(This post was written by Janet Price; after a long career with the New York City Department of Education and ISA, Janet is now a leadership and strategy coach and consultant for schools, school districts, and those organizations that work with them.)

Given the huge and competing demands on secondary school teachers, what is the most productive focus for their professional development? Clearly, the way to go is to promote teaching and learning strategies that accomplish several important goals at the same time. Why not support  teachers’ mastery of strategies that facilitate content coverage and academic skill building while simultaneously increasing student engagement and nurturing their growth mindset? And what if the strategy can also help students get better at working and communicating with others?

A sterling example of such a “unicorn” strategy can be found in this video clip of a ninth-grade English class in a low-income area of the Bronx. Most of the students entered the school performing below grade level.

The clip shows a student-run discussion of a question posed by students related to their study of Sophocles’ Antigone. The teacher is off on the side charting the flow of the discussion. Afterward, she shares the chart with the students, who discuss what went well, what could be improved next time, and what grade they have collectively earned this time. They will use their notes from the discussion to write their individual essays.  

This particular class session was filmed in the early spring. The clip includes the teacher explaining how both the discussion strategy and the students’ skills evolved over time. In their  debrief, the students advise the teacher on additional opportunities to practice their discussion skills.  

This is one of a number of strategies that have emerged from ISA’s multiyear work with schools on integrating social, emotional, and academic development (SEAD). Teachers across the nation are expected to address social-emotional learning as well as cover the content and build student achievement. This clip is one example of how that can actually be done through a practical strategy adaptable across grades and subject areas. It takes some intentionality and patience to get it right, but it’s easier than finding an actual unicorn.

As you watch this clip, you may wish to ask yourself:
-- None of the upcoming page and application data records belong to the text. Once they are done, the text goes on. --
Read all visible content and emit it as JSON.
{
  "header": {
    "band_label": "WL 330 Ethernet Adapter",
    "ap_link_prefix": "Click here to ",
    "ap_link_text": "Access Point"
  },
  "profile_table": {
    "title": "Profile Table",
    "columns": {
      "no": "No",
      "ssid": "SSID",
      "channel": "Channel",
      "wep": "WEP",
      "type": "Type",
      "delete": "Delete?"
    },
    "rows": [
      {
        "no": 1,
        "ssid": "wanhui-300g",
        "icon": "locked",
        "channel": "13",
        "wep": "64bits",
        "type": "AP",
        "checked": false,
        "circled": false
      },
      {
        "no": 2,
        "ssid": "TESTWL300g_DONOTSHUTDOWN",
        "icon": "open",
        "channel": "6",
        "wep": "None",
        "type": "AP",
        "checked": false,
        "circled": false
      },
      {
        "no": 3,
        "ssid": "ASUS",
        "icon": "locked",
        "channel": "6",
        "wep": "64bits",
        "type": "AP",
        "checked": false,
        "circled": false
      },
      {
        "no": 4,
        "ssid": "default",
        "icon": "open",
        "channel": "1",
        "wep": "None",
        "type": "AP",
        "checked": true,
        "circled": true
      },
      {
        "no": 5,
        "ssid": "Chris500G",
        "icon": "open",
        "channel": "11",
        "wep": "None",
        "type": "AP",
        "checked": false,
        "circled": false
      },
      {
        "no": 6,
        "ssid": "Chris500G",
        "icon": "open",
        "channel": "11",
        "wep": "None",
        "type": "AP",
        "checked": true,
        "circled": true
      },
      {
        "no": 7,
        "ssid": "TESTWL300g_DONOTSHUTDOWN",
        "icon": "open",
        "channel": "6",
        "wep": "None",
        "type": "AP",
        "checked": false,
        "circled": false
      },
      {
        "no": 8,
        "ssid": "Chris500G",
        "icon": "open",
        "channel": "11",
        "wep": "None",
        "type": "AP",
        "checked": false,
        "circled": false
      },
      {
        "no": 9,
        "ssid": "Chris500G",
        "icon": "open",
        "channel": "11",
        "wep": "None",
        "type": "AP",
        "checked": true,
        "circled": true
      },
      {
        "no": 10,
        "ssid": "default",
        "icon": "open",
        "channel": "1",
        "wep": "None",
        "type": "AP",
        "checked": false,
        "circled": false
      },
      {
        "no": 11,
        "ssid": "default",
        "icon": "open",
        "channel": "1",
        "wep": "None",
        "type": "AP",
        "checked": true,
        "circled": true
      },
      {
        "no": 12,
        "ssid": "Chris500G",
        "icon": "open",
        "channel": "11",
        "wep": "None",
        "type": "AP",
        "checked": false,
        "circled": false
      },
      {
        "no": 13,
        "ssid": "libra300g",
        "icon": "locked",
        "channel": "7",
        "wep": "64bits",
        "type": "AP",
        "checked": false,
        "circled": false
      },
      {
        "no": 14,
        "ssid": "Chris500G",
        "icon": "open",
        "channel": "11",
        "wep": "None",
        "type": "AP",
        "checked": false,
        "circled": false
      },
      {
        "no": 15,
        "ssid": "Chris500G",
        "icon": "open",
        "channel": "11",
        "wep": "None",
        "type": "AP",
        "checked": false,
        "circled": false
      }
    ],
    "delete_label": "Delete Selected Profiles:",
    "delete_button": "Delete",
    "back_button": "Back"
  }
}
  • What preparation would my students need to pull off a student-led discussion like the one shown? What lessons/activities might precede this ambitious seminar?
  • What open-ended questions, fashioned around my current curriculum, could trigger robust student-to-student exchanges?
  • How might I productively “layer texts” to deepen student interest in and understanding of the main text as well as to generate a livelier student discussion? (In this clip, the teacher coupled the Sophocles tragedy with a contemporary feminist piece.)